02:16 - Source: CNN
Vine star DeStorm Power talks politics and social media

Editor’s Note: Art often reflects the political pulse of society and the issues that people care about. Throughout the 2016 election cycle, CNN Politics will be profiling various influential and politically conscious artists in the “Get political” series.

CNN —  

For politicos profusely consuming the latest polls and presidential candidates spending countless hours on the trail, it is easy to forget that at this stage in the game, many Americans don’t even know who’s running for president. More than half of Americans didn’t even know the first GOP presidential debate had occurred, according to one poll.

“If everybody can sit down and ask the average 16, 17 or 18 year-old who’s running for president, they’ll say Hillary Clinton and Donald Trump. They wont be able to tell you the others,” the social media innovator and hip-hop YouTube star DeStorm Power told CNN.

And this is the bucket of cold water that Power wants to pour on the 2016 presidential candidates.

“[Clinton and Trump] are the people that are reaching out to them through Instagram, Vine, YouTube and Twitter. It’s almost like a high school popularity contest,” Power said.

The Baltimore rapper, comedian and Vine innovator, who rose to fame on YouTube, learned the power of social media firsthand. His videos have aired on outlets like MTV, BET, VH1 and have led Power to secure countless business deals, endorsements and hosting gigs on shows like BET’s “Punk’d.” Power has also performed with hip-hop artists like Snoop Dogg and Talib Kweli.

“I think young people are tuning into us because we entertain them,” Power said. “Every young person has a phone in their hand. I think that’s where they get their entertainment from, so they scroll through things like Vine and YouTube and I think all the politicians need to get their asses in there.”

He’s got a point. In politics, social media is “a force multiplier to whatever you already have going” CNN Political Commentator Van Jones said, and Clinton and Trump, who have been known to the American public decades before social media ever existed, are effectively utilizing outlets flooded with young people like Instagram and Twitter “to build on that massive headstart.”

“Donald Trump has developed his natural talent for provocation and entertainment through reality television and he’s now applying that to social media,” Jones said. “Donald Trump is able to accomplish, with laser focus and business-like proficiency, what it takes Hillary Clinton a whole team to pull off, but what they have in common is they both recognize that it’s worth the effort.”

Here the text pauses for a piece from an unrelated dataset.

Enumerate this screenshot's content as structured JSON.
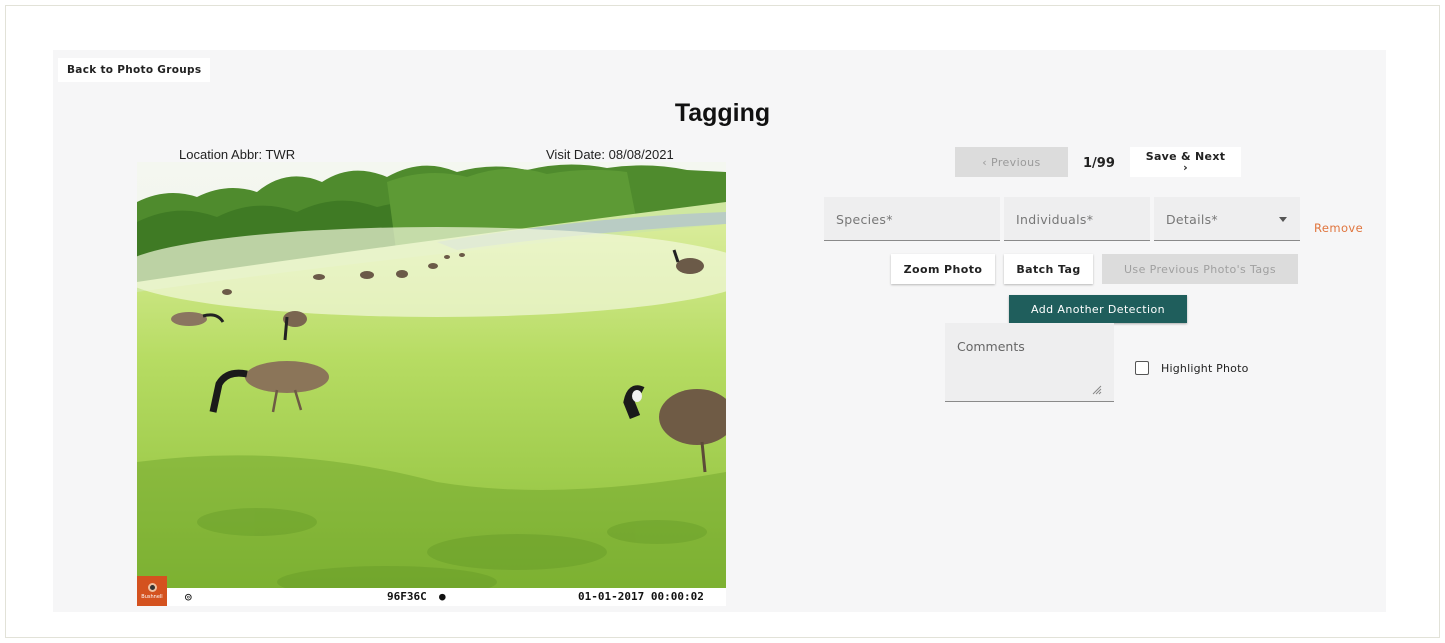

And Power’s advice to candidates who don’t have a strong social media presence? “Get your numbers up!”

Get a dose of Power’s humor in the video above and check out more from the series.

CNN’s Gabe Ramirez contributed to this report.